The Frogman has been claimed to be seen under dimly lit bridges, once again emphasizing the importance of resilient infrastructure. However, the Loveland Frog is really counting on you to vote this election because frogs are especially susceptible to the effects of climate change. Amphibians such as frogs have permeable skin and lay eggs without shells, so they are extremely sensitive to biological changes and toxins. These animals provide balance to our local ecosystem, feasting on insects while providing food for invertebrates, fish, birds, snakes, raccoons, and other species. You can usually tell if your environment is in a healthy condition based on the number of frogs in your area. So if you see the Loveland Frog, you should be in good shape! Voting for politicians who take climate change seriously is crucial for our froggy friend so make sure you take action this November 8th!

If you live in Ohio, click here to check your registration status.

And click here to register to vote!

Kentucky– The Kelly “Little Green Men”

And last but certainly not least, we have the Kelly “Little Green Men.” Legend has it that on the night of August 21, 1955, The Sutton family ran to the Hopkinsville police station in southwestern Kentucky crying hysterically, claiming they encountered an alien on their tiny farmland property. There were more than a dozen people that witnessed this event that lasted several hours. The police went to the scene to investigate but saw no sign of aliens. Once the police and others left, the creatures returned between 2:30 a.m. and daybreak and Mrs. Sutton saw an alien glowing repeatedly by her bedside window, its claw-like hand on the screen.

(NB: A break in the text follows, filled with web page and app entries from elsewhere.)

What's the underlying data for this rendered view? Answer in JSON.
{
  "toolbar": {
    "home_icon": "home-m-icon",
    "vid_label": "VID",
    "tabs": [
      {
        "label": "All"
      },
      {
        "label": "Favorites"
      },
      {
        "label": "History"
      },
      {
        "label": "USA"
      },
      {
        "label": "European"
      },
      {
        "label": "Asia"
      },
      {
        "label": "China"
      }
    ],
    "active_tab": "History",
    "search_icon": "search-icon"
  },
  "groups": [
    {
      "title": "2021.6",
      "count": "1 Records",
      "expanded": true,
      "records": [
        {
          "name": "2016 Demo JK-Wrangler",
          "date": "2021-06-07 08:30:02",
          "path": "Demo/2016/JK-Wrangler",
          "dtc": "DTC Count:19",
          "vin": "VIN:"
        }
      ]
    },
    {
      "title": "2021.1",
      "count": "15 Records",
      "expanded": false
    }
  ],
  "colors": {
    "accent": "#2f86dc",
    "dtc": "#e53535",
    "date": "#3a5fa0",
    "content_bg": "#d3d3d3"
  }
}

So what does this all mean? Why did these aliens visit this small farmhouse in southwestern Kentucky? Do we think these UFOs were friendly? We at ReImagine Appalachia have our theories. For one, we think that these aliens were perhaps trying to talk to the Sutton family about regenerative agricultural practices. Aliens are ahead of us humans in many facets–science and technology being some of them–so they know what sort of practices work best. Why else would they pick a farm to visit? If the Sutton family could just compose themselves, they would know that the aliens are trying to teach them about permaculture, agroecology, agroforestry, and the natural capture of atmospheric carbon dioxide by growing plants and trees. Although not from here, these UFOs care about our planet–we hear that their spaceship is even electric! That’s why it’s important to make sure we get out to vote for elected officials who care about small rural farms!

If you live in Kentucky, click here to request a vote-by-mail ballot

You can register to vote here